Excerpts from an interface dataset
* * *

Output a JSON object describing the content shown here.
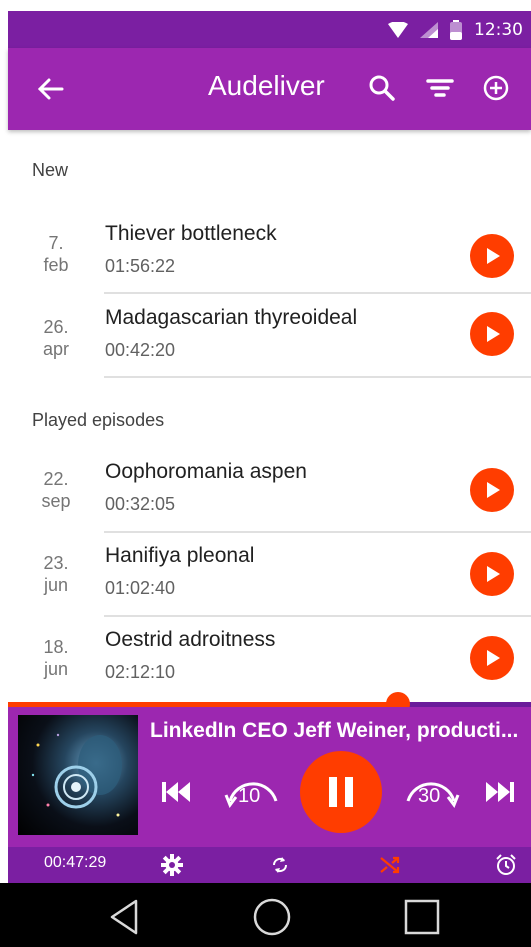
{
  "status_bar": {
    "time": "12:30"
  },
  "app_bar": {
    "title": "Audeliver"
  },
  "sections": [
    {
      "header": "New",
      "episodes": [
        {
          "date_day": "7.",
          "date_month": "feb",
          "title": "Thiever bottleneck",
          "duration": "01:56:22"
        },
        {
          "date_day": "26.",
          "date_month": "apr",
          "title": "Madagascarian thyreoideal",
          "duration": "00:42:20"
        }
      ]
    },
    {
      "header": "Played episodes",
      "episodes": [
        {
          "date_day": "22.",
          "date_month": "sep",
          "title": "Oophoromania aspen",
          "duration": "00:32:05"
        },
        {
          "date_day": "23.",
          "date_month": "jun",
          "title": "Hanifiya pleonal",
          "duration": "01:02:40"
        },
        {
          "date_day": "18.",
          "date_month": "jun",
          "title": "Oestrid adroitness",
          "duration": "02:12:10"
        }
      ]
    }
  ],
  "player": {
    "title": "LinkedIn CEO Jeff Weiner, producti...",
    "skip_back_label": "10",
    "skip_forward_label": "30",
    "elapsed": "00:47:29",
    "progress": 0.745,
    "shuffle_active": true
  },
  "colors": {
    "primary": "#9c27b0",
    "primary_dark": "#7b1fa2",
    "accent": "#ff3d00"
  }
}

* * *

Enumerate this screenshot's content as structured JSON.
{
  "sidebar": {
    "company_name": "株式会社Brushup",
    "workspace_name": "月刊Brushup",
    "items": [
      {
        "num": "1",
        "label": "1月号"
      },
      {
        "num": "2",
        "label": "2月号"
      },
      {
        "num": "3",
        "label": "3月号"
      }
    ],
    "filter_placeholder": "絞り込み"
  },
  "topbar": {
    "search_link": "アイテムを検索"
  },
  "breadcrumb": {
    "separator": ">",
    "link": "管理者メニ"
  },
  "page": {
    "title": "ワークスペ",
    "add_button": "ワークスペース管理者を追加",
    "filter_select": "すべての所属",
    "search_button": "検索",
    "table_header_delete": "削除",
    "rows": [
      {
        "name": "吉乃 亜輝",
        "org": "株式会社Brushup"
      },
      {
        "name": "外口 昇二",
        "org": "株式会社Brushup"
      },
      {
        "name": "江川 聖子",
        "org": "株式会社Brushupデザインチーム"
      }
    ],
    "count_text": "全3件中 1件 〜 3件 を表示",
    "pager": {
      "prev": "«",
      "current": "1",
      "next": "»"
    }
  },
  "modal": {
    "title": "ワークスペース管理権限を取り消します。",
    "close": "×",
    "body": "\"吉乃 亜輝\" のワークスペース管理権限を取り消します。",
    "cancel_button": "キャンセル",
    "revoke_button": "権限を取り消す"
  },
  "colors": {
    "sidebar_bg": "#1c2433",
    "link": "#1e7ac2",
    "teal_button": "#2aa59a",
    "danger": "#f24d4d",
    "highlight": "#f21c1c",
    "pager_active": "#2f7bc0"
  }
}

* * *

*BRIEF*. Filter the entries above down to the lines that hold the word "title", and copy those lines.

*ANSWER BOX*.
    "title": "Audeliver"
          "title": "Thiever bottleneck",
          "title": "Madagascarian thyreoideal",
          "title": "Oophoromania aspen",
          "title": "Hanifiya pleonal",
          "title": "Oestrid adroitness",
    "title": "LinkedIn CEO Jeff Weiner, producti...",
    "title": "ワークスペ",
    "title": "ワークスペース管理権限を取り消します。",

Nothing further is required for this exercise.